START Exercise input

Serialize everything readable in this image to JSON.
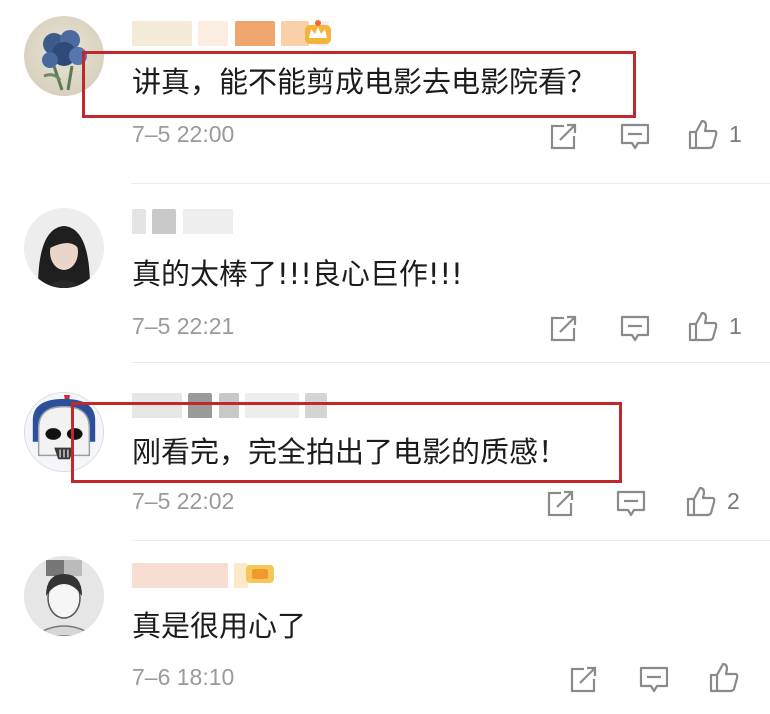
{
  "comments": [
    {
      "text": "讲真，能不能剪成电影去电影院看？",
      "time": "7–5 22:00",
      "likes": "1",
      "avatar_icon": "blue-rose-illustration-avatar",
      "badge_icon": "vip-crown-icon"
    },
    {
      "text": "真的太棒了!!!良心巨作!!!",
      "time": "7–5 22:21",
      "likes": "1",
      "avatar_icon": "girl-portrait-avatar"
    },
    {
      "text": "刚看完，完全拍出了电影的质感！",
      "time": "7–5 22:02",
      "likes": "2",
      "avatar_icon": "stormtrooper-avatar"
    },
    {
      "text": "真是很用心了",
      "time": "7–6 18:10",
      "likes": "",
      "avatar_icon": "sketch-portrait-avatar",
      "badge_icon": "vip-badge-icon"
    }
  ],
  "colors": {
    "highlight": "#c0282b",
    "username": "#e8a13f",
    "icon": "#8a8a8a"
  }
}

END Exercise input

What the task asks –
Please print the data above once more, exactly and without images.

Expected output –
Serialize everything readable in this image to JSON.
{
  "comments": [
    {
      "text": "讲真，能不能剪成电影去电影院看？",
      "time": "7–5 22:00",
      "likes": "1",
      "avatar_icon": "blue-rose-illustration-avatar",
      "badge_icon": "vip-crown-icon"
    },
    {
      "text": "真的太棒了!!!良心巨作!!!",
      "time": "7–5 22:21",
      "likes": "1",
      "avatar_icon": "girl-portrait-avatar"
    },
    {
      "text": "刚看完，完全拍出了电影的质感！",
      "time": "7–5 22:02",
      "likes": "2",
      "avatar_icon": "stormtrooper-avatar"
    },
    {
      "text": "真是很用心了",
      "time": "7–6 18:10",
      "likes": "",
      "avatar_icon": "sketch-portrait-avatar",
      "badge_icon": "vip-badge-icon"
    }
  ],
  "colors": {
    "highlight": "#c0282b",
    "username": "#e8a13f",
    "icon": "#8a8a8a"
  }
}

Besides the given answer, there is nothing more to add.